Let me be clear: It is not our policy or practice to mislead Congress. That is against our laws and our values. As the Agency indicated previously in response to Congressional inquiries, our contemporaneous records from September 2002 indicate that CIA officers briefed truthfully on the interrogation of Abu Zubaydah, describing "the enhanced techniques that had been employed." Ultimately, it is up to Congress to evaluate all the evidence and reach its own conclusions about what happened.
My advice -- indeed, my direction -- to you is straightforward: ignore the noise and stay focused on your mission. We have too much work to do to be distracted from our job of protecting this country.
We are an Agency of high integrity, professionalism, and dedication. Our task is to tell it like it is -- even if that's not what people always want to hear. Keep it up. Our national security depends on it.
From the May 20 edition of Fox News' Hannity:
HANNITY: And we continue now with former Speaker of the House Newt Gingrich.
Mr. Speaker, as it relates to Nancy Pelosi, you have said she is unworthy to be speaker. You said shame on her. You said she has made America less safe; she has damaged America's safety; she has made America less secure by sending a signal to men and women defending our country that they can't count on their leaders to defend them. And, every day we spend worrying about the political -- that she is being politically persecuted is a day we are made more vulnerable to a nuclear attack on one of our cities.
Well, I really -- explain that in detail, why this is so important and why you have been so outspoken.
GINGRICH: Well, there are two parts to this.
The first is Nancy Pelosi, as a San Francisco congresswoman, can believe anything she wants to. And she can be -- she can represent the kookiest wing of her constituency. And, as a congresswoman, that would be fine. There are 435 members of the House, and we have a fair number at any given time on the right and the left might be a little bit unusual or a little bit out to lunch on certain issues.
But speaker of the House is the only constitutional office in the legislative branch. The speaker is third in line to be president. The speaker has a direct concern for national security. The speaker has to be available to be briefed on any issue that involves this country's future and to be briefed on secrets that are, frankly, pretty darn important.
I thought that, measured as speaker of the House, what Speaker Pelosi did last Thursday was totally unacceptable. And if you watched the press conference, which I think is now available on YouTube, you will see how unacceptable it was.
The first issue was whether or not, in 2002, she was, as the ranking Democrat on the Intelligence Committee, being given certain information.

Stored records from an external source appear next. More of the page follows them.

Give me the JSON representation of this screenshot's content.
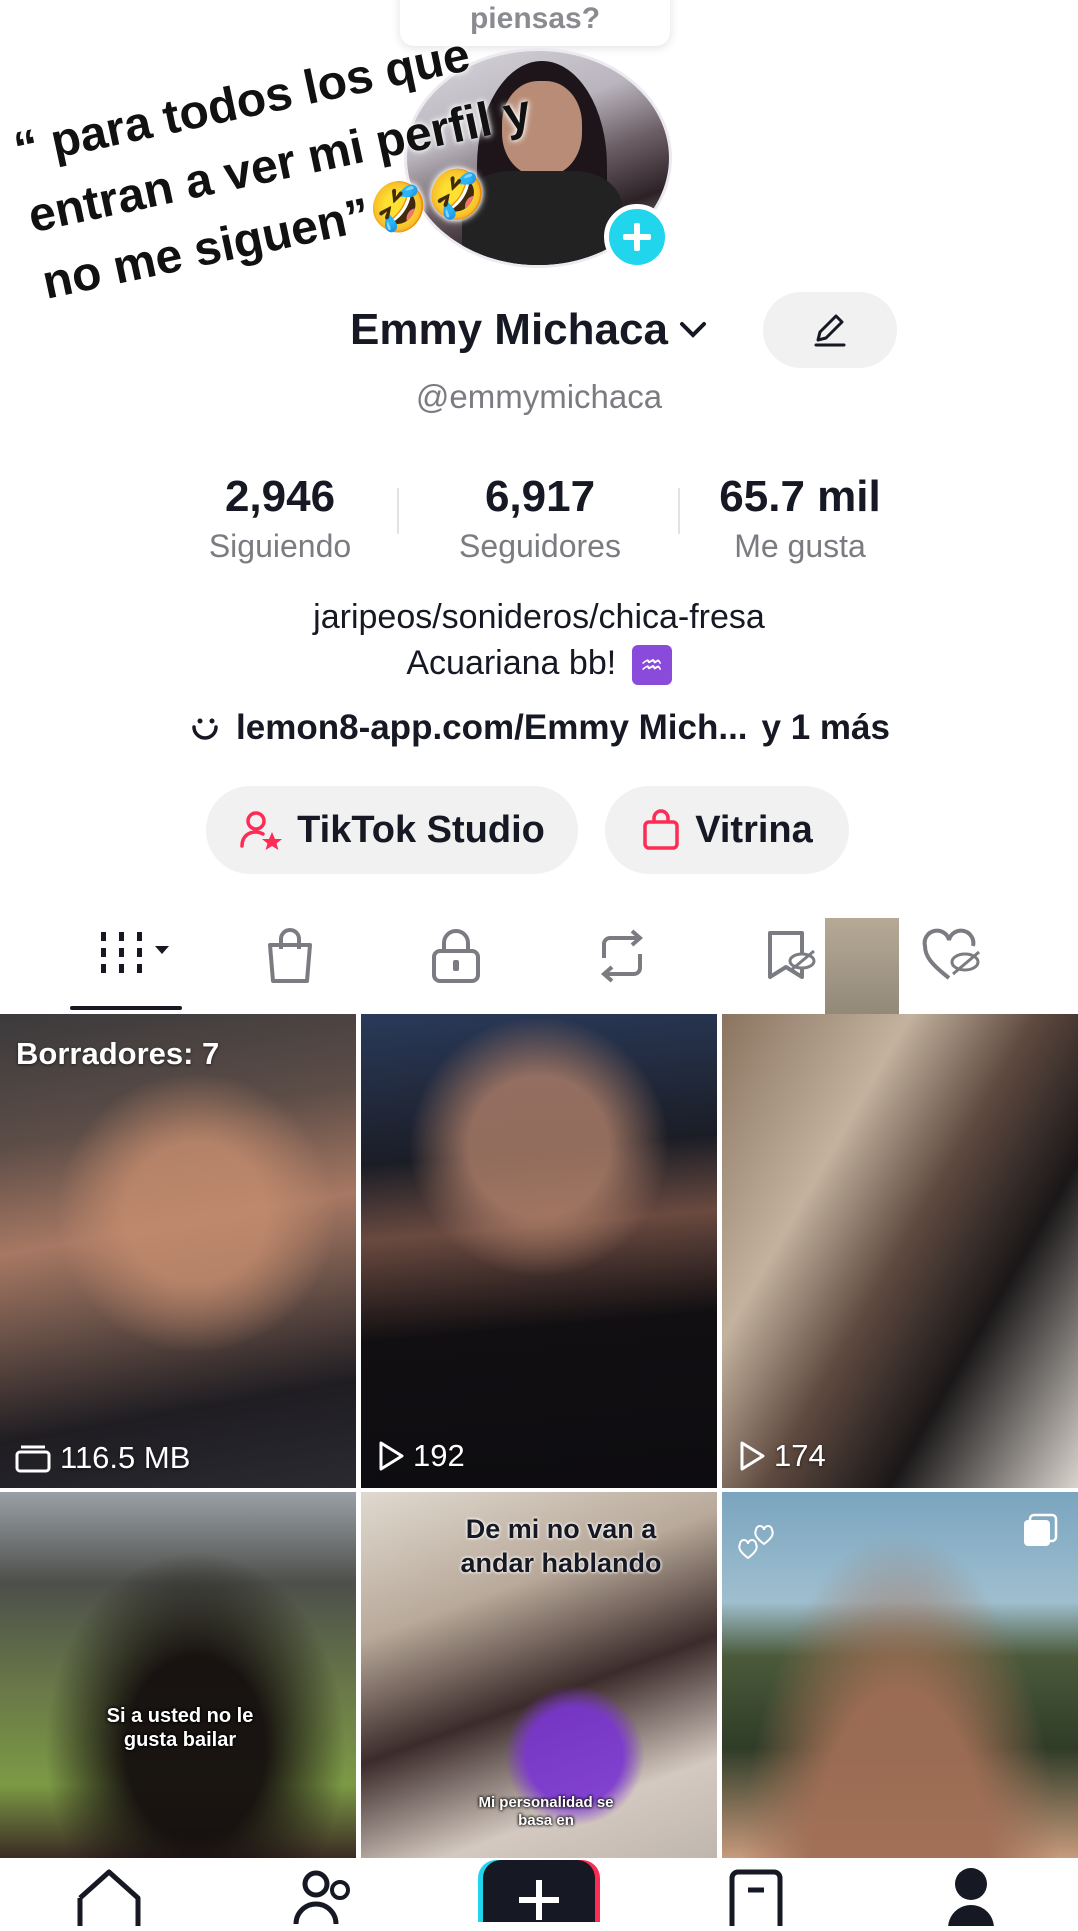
{
  "top_bubble": {
    "text": "piensas?"
  },
  "overlay": {
    "lines": [
      "“ para todos los que",
      "entran a ver mi perfil y",
      "no me siguen”🤣🤣"
    ]
  },
  "profile": {
    "display_name": "Emmy Michaca",
    "handle": "@emmymichaca",
    "stats": [
      {
        "value": "2,946",
        "label": "Siguiendo"
      },
      {
        "value": "6,917",
        "label": "Seguidores"
      },
      {
        "value": "65.7 mil",
        "label": "Me gusta"
      }
    ],
    "bio_line1": "jaripeos/sonideros/chica-fresa",
    "bio_line2": "Acuariana bb!",
    "bio_emoji": "♒",
    "link_text": "lemon8-app.com/Emmy Mich...",
    "link_more": "y 1 más"
  },
  "buttons": {
    "studio": "TikTok Studio",
    "showcase": "Vitrina"
  },
  "grid": {
    "drafts_label": "Borradores: 7",
    "drafts_size": "116.5 MB",
    "views": [
      "192",
      "174"
    ],
    "meme1": "Si a usted no le gusta bailar",
    "meme2_top": "De mi no van a andar hablando",
    "meme2_bottom": "Mi personalidad se basa en"
  },
  "colors": {
    "accent_teal": "#20d5ec",
    "accent_pink": "#fe2c55",
    "text_primary": "#161823",
    "text_secondary": "#7b7c82"
  }
}
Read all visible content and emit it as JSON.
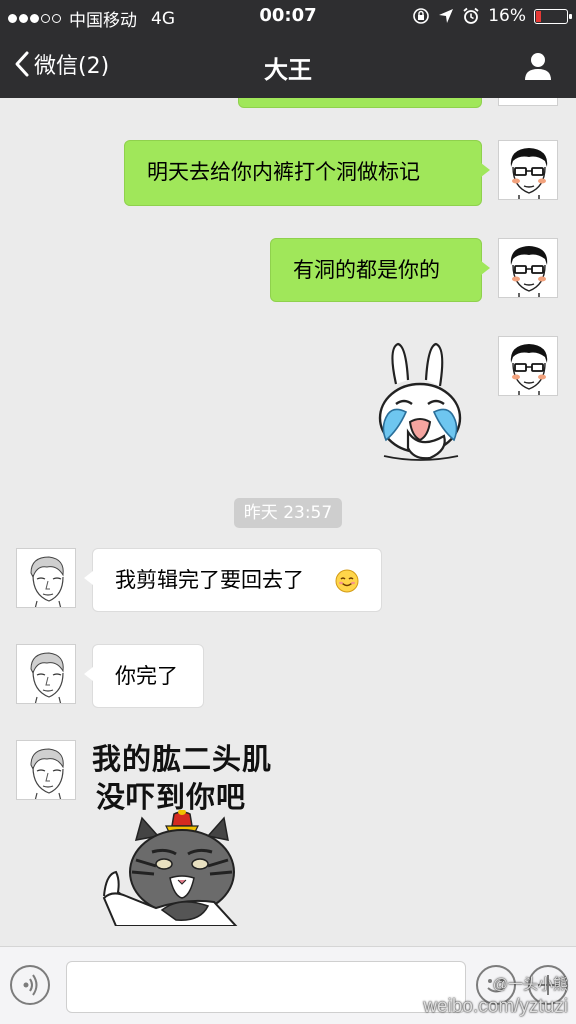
{
  "status_bar": {
    "carrier": "中国移动",
    "network": "4G",
    "time": "00:07",
    "battery": "16%",
    "battery_level": 0.16,
    "signal_dots_filled": 3,
    "signal_dots_total": 5
  },
  "nav": {
    "back_label": "微信(2)",
    "title": "大王",
    "profile_icon": "person-icon"
  },
  "messages": [
    {
      "side": "out",
      "text": "明天去给你内裤打个洞做标记"
    },
    {
      "side": "out",
      "text": "有洞的都是你的"
    },
    {
      "side": "out",
      "sticker": "crying-bunny-sticker"
    },
    {
      "side": "in",
      "text": "我剪辑完了要回去了",
      "emoji": "smile-emoji"
    },
    {
      "side": "in",
      "text": "你完了"
    },
    {
      "side": "in",
      "sticker": "cat-sticker",
      "sticker_text_line1": "我的肱二头肌",
      "sticker_text_line2": "没吓到你吧"
    }
  ],
  "timestamp": "昨天 23:57",
  "input_bar": {
    "voice_icon": "voice-icon",
    "emoji_icon": "emoji-icon",
    "plus_icon": "plus-icon"
  },
  "watermark": {
    "line1": "@一头小熊",
    "line2": "weibo.com/yztuzi"
  },
  "colors": {
    "nav_bg": "#2e2e30",
    "chat_bg": "#ebebeb",
    "outgoing_bubble": "#a0e75a",
    "incoming_bubble": "#ffffff"
  }
}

She claims she was not given it. Other people claim she was given it. That should be a matter for investigation by the House, as to whether or not she is lying.
But the second thing she did was, in trying to defend herself, she went on to say that the CIA lies all the time to Congress.
That is a terrible falsehood. It is illegal. And, in fact, I was very impressed on Friday when former Democratic congressman, former chief of staff to President Bill Clinton, Leon Panetta, now the head of the Central Intelligence Agency, sent out an email to all of his employees at the Central Intelligence Agency, pointing out very explicitly -- this is a former Democratic congressman -- saying that they did brief in 2002 accurately; saying that it is a falsehood to suggest that the CIA lies to the Congress, that that is against the law, and the CIA, as an institution of the United States government, must obey the law.
I felt that, to smear every man and woman in our intelligence service who is out there risking their life trying to defend America from terrorists, trying to defend America from other major powers -- worried about North Korea, worried about Pakistan, worried about Iran -- for those folks to have, as speaker of the House, third in line to be president, somebody who had that level of contempt and that level of dishonesty was simply unacceptable.